Former Venezuelan Football Federation president Rafael Esquivel exits the Brooklyn Federal Courthouse in New York, March 10, 2016. Esquivel pleaded guilty to seven counts of racketeering, money laundering conspiracies and wire fraud.

Former Venezuela soccer federation president Rafael Esquivel was found guilty Thursday on federal charges resulting from a massive FIFA corruption scandal.

He pleaded guilty to seven counts of racketeering, money laundering conspiracies and wire fraud.

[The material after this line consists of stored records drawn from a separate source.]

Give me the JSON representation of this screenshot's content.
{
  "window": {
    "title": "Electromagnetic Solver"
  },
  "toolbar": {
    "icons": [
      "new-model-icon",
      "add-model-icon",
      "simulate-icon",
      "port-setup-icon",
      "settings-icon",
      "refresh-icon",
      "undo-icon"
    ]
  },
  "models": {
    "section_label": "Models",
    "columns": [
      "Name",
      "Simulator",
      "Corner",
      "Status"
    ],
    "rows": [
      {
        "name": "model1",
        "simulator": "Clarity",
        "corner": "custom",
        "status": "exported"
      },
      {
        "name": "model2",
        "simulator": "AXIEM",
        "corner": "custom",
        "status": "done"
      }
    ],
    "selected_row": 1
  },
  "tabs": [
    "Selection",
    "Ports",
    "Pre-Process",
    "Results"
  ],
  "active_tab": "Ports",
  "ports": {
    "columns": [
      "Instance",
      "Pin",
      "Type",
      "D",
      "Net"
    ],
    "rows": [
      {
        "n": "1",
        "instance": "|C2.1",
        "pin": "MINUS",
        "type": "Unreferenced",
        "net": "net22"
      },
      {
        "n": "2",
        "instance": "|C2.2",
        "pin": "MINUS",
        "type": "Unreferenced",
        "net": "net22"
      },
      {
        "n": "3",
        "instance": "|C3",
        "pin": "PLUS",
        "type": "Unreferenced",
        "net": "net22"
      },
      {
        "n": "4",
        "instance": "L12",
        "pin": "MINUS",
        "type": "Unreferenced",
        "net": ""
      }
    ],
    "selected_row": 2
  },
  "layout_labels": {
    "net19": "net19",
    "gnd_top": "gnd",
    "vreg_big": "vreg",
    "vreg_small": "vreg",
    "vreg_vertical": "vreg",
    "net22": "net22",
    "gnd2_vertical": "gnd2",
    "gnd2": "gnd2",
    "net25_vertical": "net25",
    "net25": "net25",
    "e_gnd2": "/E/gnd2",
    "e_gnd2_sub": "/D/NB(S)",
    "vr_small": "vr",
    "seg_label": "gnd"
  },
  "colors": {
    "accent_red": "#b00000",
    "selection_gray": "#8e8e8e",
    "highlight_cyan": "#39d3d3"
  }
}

Each charge carries a maximum sentence of 20 years in prison.

“Esquivel used his influence as a soccer official to obtain millions of dollars in bribe payments," U.S. officials said in a statement.

Esquivel, who also is a former vice president of the South American Football Confederation, has been linked to bribes in awarding sports marketing contracts associated with Copa America.

He agreed to forfeit $16 million, raising total forfeitures in the scandal to more than $200 million.

Esquivel was arrested in Zurich in May 2015. He was extradited to the United States in March and was among six defendants scheduled to face trial in 2017.

U.S. involved in investigation

The other five senior FIFA figures are still under house arrest.

This case, which sparked an unprecedented crisis at FIFA, is part of a U.S. investigation into corruption among the organization's former senior figures.

At the time of Esquivel's arrest, other federations and former athletes in the sport voiced their dismay.

Maradona supports arrests

The Brazilian soccer federation said it "fully supports any type of investigation" into corruption in soccer and "reaffirms its commitment to the truth and transparency."

Argentine football great Diego Maradona applauded the arrest of top FIFA officials.

Esquivel was president of the Venezuelan soccer federation from 1988 to 2015. His lawyers did not respond to a request for comment.